As BuzzFeed’s Russell Brandom pointed out last week,
uninvited redesigns are “the frenemies of the web.” And they’re
everywhere. But mocking up a slick-looking homepage only takes a few
hours. Implementing a design strategy across a sprawling,
multi-organization corporation? Not so easy.
You want a redesign? I’ve got six of them in my archives. It only takes a few hours.
That doesn’t mean that such exercises are meritless, of course.
Redesigning a big brand is a way to fill out your portfolio, and as
Victors & Spoils have demonstrated, a way to grab the attention (and
business) of companies that would normally hire elsewhere. What seems
troubling, in the grand scheme of things, is how these redesigns are
being consumed. In the ecology of the Internet, aesthetics frequently
trump content--designers looking for attention in the form of clicks
will shoot for something that looks good, rather than something that
might solve a more complicated, organization-wide problem.
Such behavior was demonstrated by another young would-be American Airlines designer, who published a public missive
against AA that called out their “hideous” site for causing him
“horrific displeasure.” To his surprise, a designer within AA reached
out to him, hoping to give a little insight into how a multi-armed
organization handles their web presence. It was a fascinating,
“You want a redesign? I’ve got six of them in my archives," said the
mysterious source. "It only takes a few hours to put together a really
good-looking one, as you demonstrated in your post. But doing the design
isn’t the hard part, and I think that’s what a lot of outsiders don’t
really get, probably because many of them actually do belong to small,
just-get-it-done organizations.” Unsurprisingly, he was soon fired from
his post at AA. On his blog, the designer labeled the AA employee’s
response “a cop-out.”

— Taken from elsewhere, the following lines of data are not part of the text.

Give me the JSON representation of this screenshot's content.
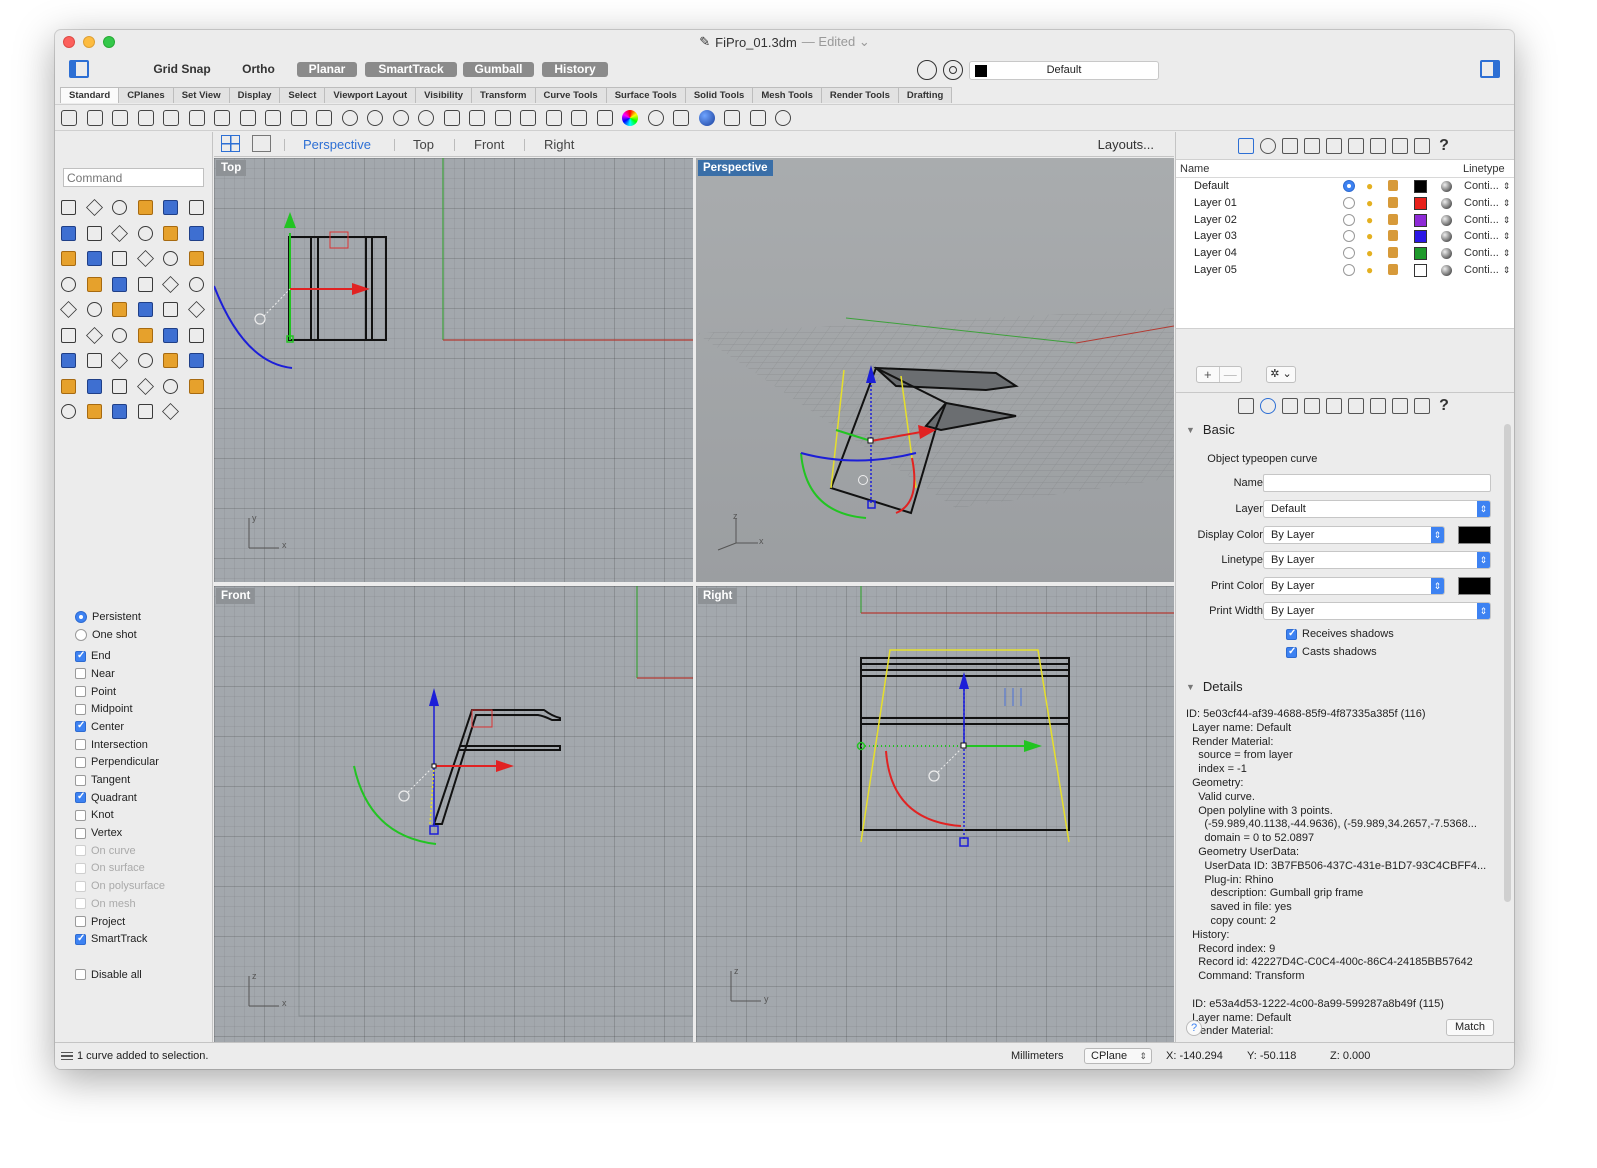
{
  "window": {
    "title": "FiPro_01.3dm",
    "title_status": "— Edited ⌄"
  },
  "snap_toolbar": {
    "grid_snap": "Grid Snap",
    "ortho": "Ortho",
    "planar": "Planar",
    "smarttrack": "SmartTrack",
    "gumball": "Gumball",
    "history": "History",
    "current_layer": "Default"
  },
  "tabs": [
    "Standard",
    "CPlanes",
    "Set View",
    "Display",
    "Select",
    "Viewport Layout",
    "Visibility",
    "Transform",
    "Curve Tools",
    "Surface Tools",
    "Solid Tools",
    "Mesh Tools",
    "Render Tools",
    "Drafting"
  ],
  "command": {
    "placeholder": "Command"
  },
  "viewport_tabs": [
    "Perspective",
    "Top",
    "Front",
    "Right"
  ],
  "layouts_button": "Layouts...",
  "viewports": {
    "top": {
      "label": "Top",
      "axis_v": "y",
      "axis_h": "x"
    },
    "perspective": {
      "label": "Perspective",
      "axis_v": "z",
      "axis_h": "x"
    },
    "front": {
      "label": "Front",
      "axis_v": "z",
      "axis_h": "x"
    },
    "right": {
      "label": "Right",
      "axis_v": "z",
      "axis_h": "y"
    }
  },
  "osnap_mode": {
    "persistent": "Persistent",
    "one_shot": "One shot"
  },
  "osnaps": [
    {
      "label": "End",
      "checked": true,
      "enabled": true
    },
    {
      "label": "Near",
      "checked": false,
      "enabled": true
    },
    {
      "label": "Point",
      "checked": false,
      "enabled": true
    },
    {
      "label": "Midpoint",
      "checked": false,
      "enabled": true
    },
    {
      "label": "Center",
      "checked": true,
      "enabled": true
    },
    {
      "label": "Intersection",
      "checked": false,
      "enabled": true
    },
    {
      "label": "Perpendicular",
      "checked": false,
      "enabled": true
    },
    {
      "label": "Tangent",
      "checked": false,
      "enabled": true
    },
    {
      "label": "Quadrant",
      "checked": true,
      "enabled": true
    },
    {
      "label": "Knot",
      "checked": false,
      "enabled": true
    },
    {
      "label": "Vertex",
      "checked": false,
      "enabled": true
    },
    {
      "label": "On curve",
      "checked": false,
      "enabled": false
    },
    {
      "label": "On surface",
      "checked": false,
      "enabled": false
    },
    {
      "label": "On polysurface",
      "checked": false,
      "enabled": false
    },
    {
      "label": "On mesh",
      "checked": false,
      "enabled": false
    },
    {
      "label": "Project",
      "checked": false,
      "enabled": true
    },
    {
      "label": "SmartTrack",
      "checked": true,
      "enabled": true
    }
  ],
  "disable_all": "Disable all",
  "layers_panel": {
    "col_name": "Name",
    "col_linetype": "Linetype",
    "layers": [
      {
        "name": "Default",
        "current": true,
        "color": "#000000",
        "linetype": "Conti..."
      },
      {
        "name": "Layer 01",
        "current": false,
        "color": "#e8211b",
        "linetype": "Conti..."
      },
      {
        "name": "Layer 02",
        "current": false,
        "color": "#8e2ad6",
        "linetype": "Conti..."
      },
      {
        "name": "Layer 03",
        "current": false,
        "color": "#2b17e6",
        "linetype": "Conti..."
      },
      {
        "name": "Layer 04",
        "current": false,
        "color": "#1f9a2b",
        "linetype": "Conti..."
      },
      {
        "name": "Layer 05",
        "current": false,
        "color": "#ffffff",
        "linetype": "Conti..."
      }
    ],
    "add": "+",
    "remove": "—",
    "gear": "✲ ⌄"
  },
  "properties": {
    "basic_heading": "Basic",
    "object_type_label": "Object type:",
    "object_type_value": "open curve",
    "name_label": "Name:",
    "layer_label": "Layer:",
    "layer_value": "Default",
    "display_color_label": "Display Color:",
    "display_color_value": "By Layer",
    "linetype_label": "Linetype:",
    "linetype_value": "By Layer",
    "print_color_label": "Print Color:",
    "print_color_value": "By Layer",
    "print_width_label": "Print Width:",
    "print_width_value": "By Layer",
    "receives_shadows": "Receives shadows",
    "casts_shadows": "Casts shadows",
    "details_heading": "Details",
    "details_text": "ID: 5e03cf44-af39-4688-85f9-4f87335a385f (116)\n  Layer name: Default\n  Render Material:\n    source = from layer\n    index = -1\n  Geometry:\n    Valid curve.\n    Open polyline with 3 points.\n      (-59.989,40.1138,-44.9636), (-59.989,34.2657,-7.5368...\n      domain = 0 to 52.0897\n    Geometry UserData:\n      UserData ID: 3B7FB506-437C-431e-B1D7-93C4CBFF4...\n      Plug-in: Rhino\n        description: Gumball grip frame\n        saved in file: yes\n        copy count: 2\n  History:\n    Record index: 9\n    Record id: 42227D4C-C0C4-400c-86C4-24185BB57642\n    Command: Transform\n\n  ID: e53a4d53-1222-4c00-8a99-599287a8b49f (115)\n  Layer name: Default\n  Render Material:\n    source = from layer",
    "help": "?",
    "match": "Match"
  },
  "status": {
    "message": "1 curve added to selection.",
    "units": "Millimeters",
    "cplane": "CPlane",
    "x": "X: -140.294",
    "y": "Y: -50.118",
    "z": "Z: 0.000"
  }
}
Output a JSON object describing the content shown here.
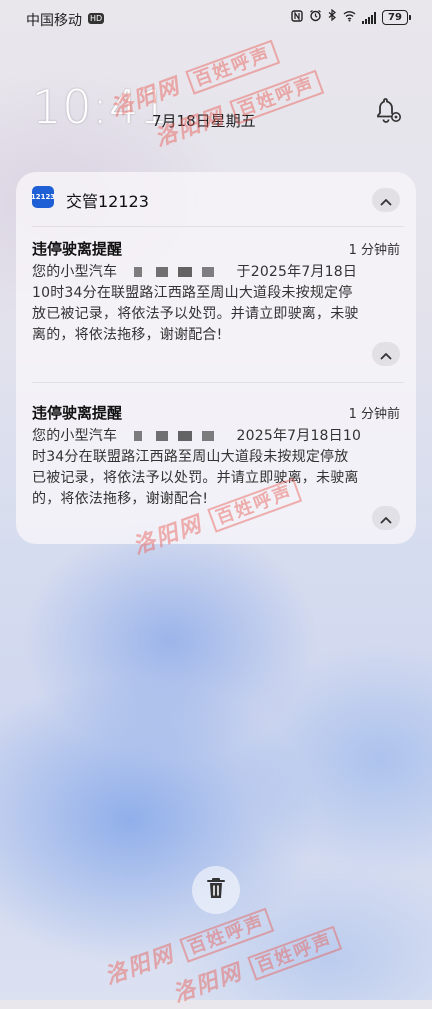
{
  "status_bar": {
    "carrier": "中国移动",
    "network_badge": "HD",
    "icons": [
      "nfc-icon",
      "alarm-icon",
      "bluetooth-icon",
      "wifi-signal-icon",
      "cell-signal-icon"
    ],
    "battery": "79"
  },
  "lockscreen": {
    "time": "10:41",
    "date": "7月18日星期五"
  },
  "notification_group": {
    "app_icon_text": "12123",
    "app_name": "交管12123",
    "notifications": [
      {
        "title": "违停驶离提醒",
        "time": "1 分钟前",
        "body_prefix": "您的小型汽车",
        "body_suffix": "于2025年7月18日10时34分在联盟路江西路至周山大道段未按规定停放已被记录，将依法予以处罚。并请立即驶离，未驶离的，将依法拖移，谢谢配合!"
      },
      {
        "title": "违停驶离提醒",
        "time": "1 分钟前",
        "body_prefix": "您的小型汽车",
        "body_suffix": "2025年7月18日10时34分在联盟路江西路至周山大道段未按规定停放已被记录，将依法予以处罚。并请立即驶离，未驶离的，将依法拖移，谢谢配合!"
      }
    ]
  },
  "watermarks": {
    "site": "洛阳网",
    "brand": "百姓呼声"
  },
  "colors": {
    "app_icon": "#1f5fd6",
    "watermark": "#e85c52"
  }
}
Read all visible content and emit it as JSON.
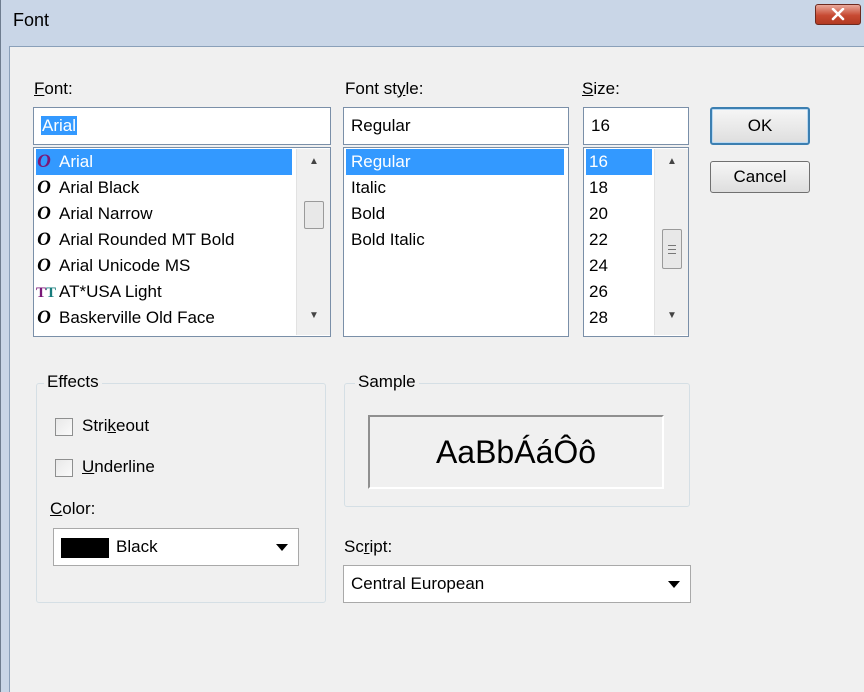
{
  "window": {
    "title": "Font"
  },
  "font": {
    "label_pre": "",
    "label_u": "F",
    "label_post": "ont:",
    "value": "Arial",
    "items": [
      {
        "label": "Arial",
        "icon": "opentype-icon",
        "glyph": "O",
        "selected": true
      },
      {
        "label": "Arial Black",
        "icon": "opentype-icon",
        "glyph": "O"
      },
      {
        "label": "Arial Narrow",
        "icon": "opentype-icon",
        "glyph": "O"
      },
      {
        "label": "Arial Rounded MT Bold",
        "icon": "opentype-icon",
        "glyph": "O"
      },
      {
        "label": "Arial Unicode MS",
        "icon": "opentype-icon",
        "glyph": "O"
      },
      {
        "label": "AT*USA Light",
        "icon": "truetype-icon",
        "glyph": "TT"
      },
      {
        "label": "Baskerville Old Face",
        "icon": "opentype-icon",
        "glyph": "O"
      }
    ]
  },
  "font_style": {
    "label_pre": "Font st",
    "label_u": "y",
    "label_post": "le:",
    "value": "Regular",
    "items": [
      "Regular",
      "Italic",
      "Bold",
      "Bold Italic"
    ]
  },
  "size": {
    "label_pre": "",
    "label_u": "S",
    "label_post": "ize:",
    "value": "16",
    "items": [
      "16",
      "18",
      "20",
      "22",
      "24",
      "26",
      "28"
    ]
  },
  "buttons": {
    "ok": "OK",
    "cancel": "Cancel"
  },
  "effects": {
    "title": "Effects",
    "strikeout_pre": "Stri",
    "strikeout_u": "k",
    "strikeout_post": "eout",
    "strikeout_checked": false,
    "underline_pre": "",
    "underline_u": "U",
    "underline_post": "nderline",
    "underline_checked": false,
    "color_pre": "",
    "color_u": "C",
    "color_post": "olor:",
    "color_value": "Black",
    "color_swatch": "#000000"
  },
  "sample": {
    "title": "Sample",
    "text": "AaBbÁáÔô"
  },
  "script": {
    "label_pre": "Sc",
    "label_u": "r",
    "label_post": "ipt:",
    "value": "Central European"
  },
  "colors": {
    "selection": "#3399ff",
    "dialog_bg": "#f0f0f0",
    "close_button": "#c74a32",
    "opentype_icon": "#000000",
    "opentype_icon_selected": "#7a1878"
  }
}
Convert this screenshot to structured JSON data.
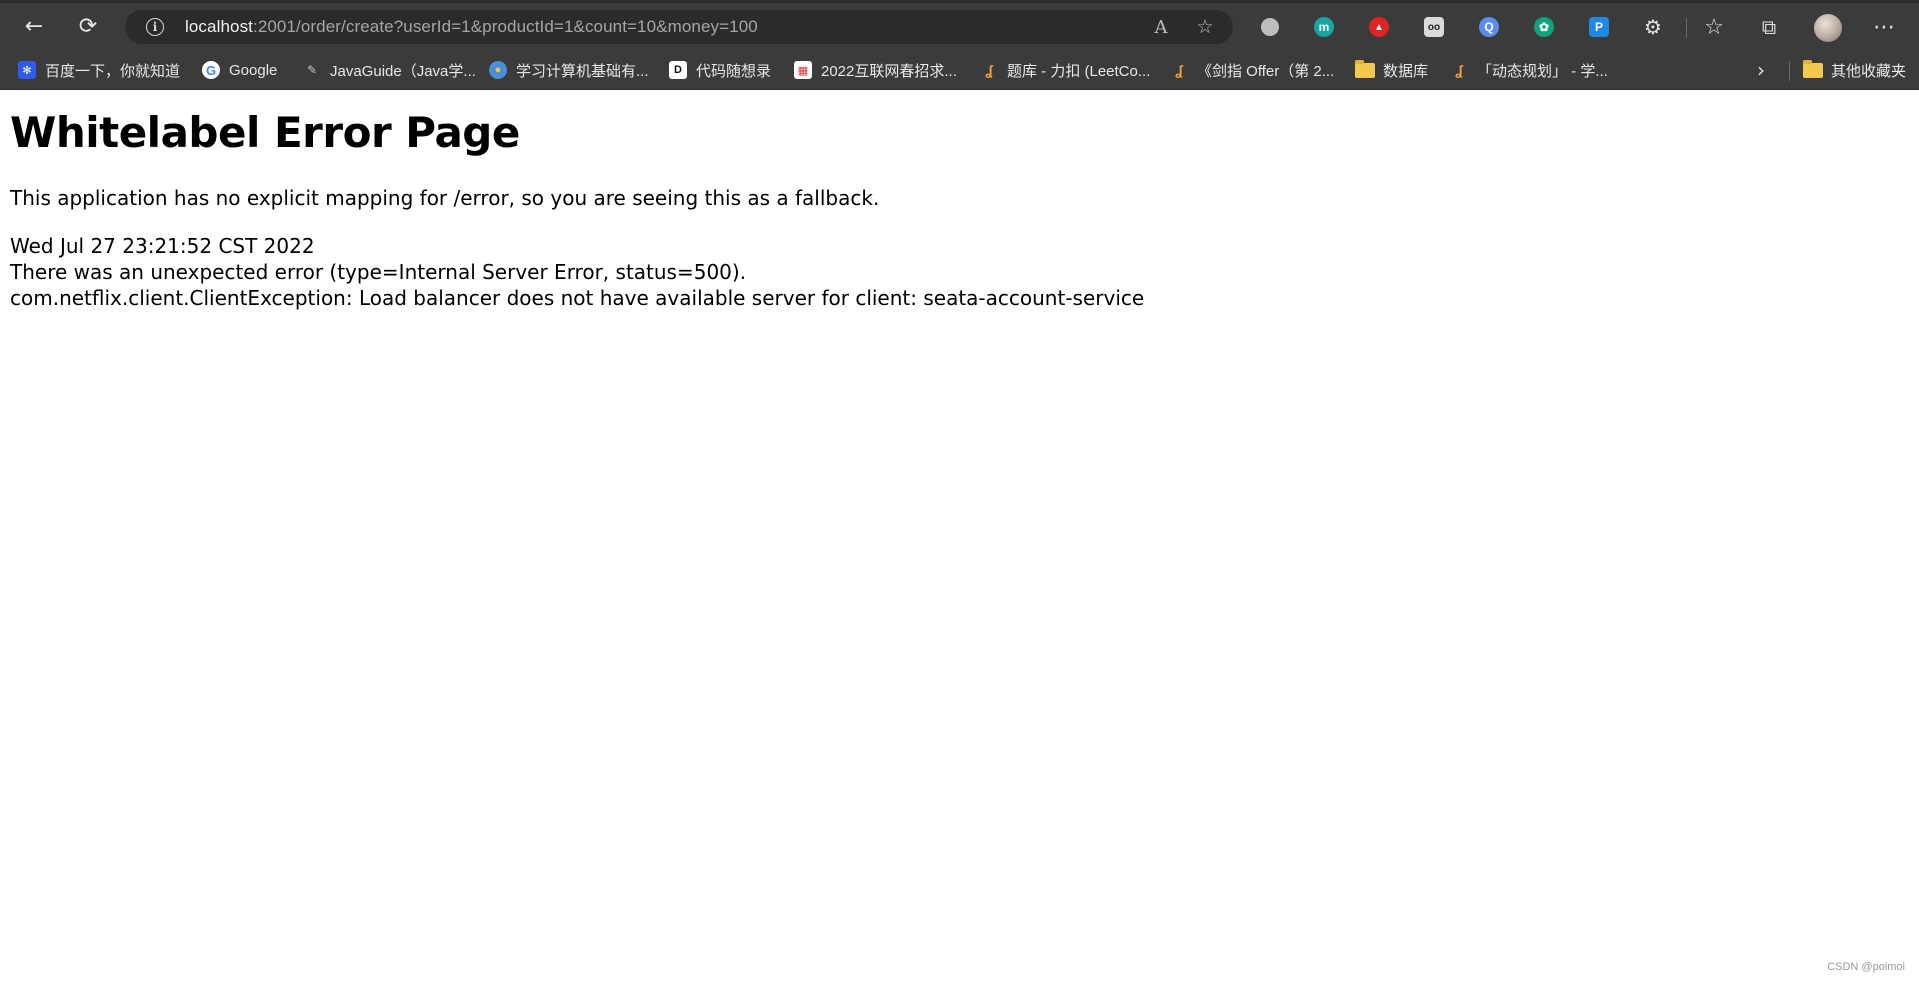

Kövecses’s reimagining does address the company in a deeper way,
making it much more successful (and interesting) than some of the other
more superficial concepts out there. And unlike many of her peers, she
doesn’t have outspoken ambitions to work for AA--for now, she says, it’s
simply a chance to show her chops.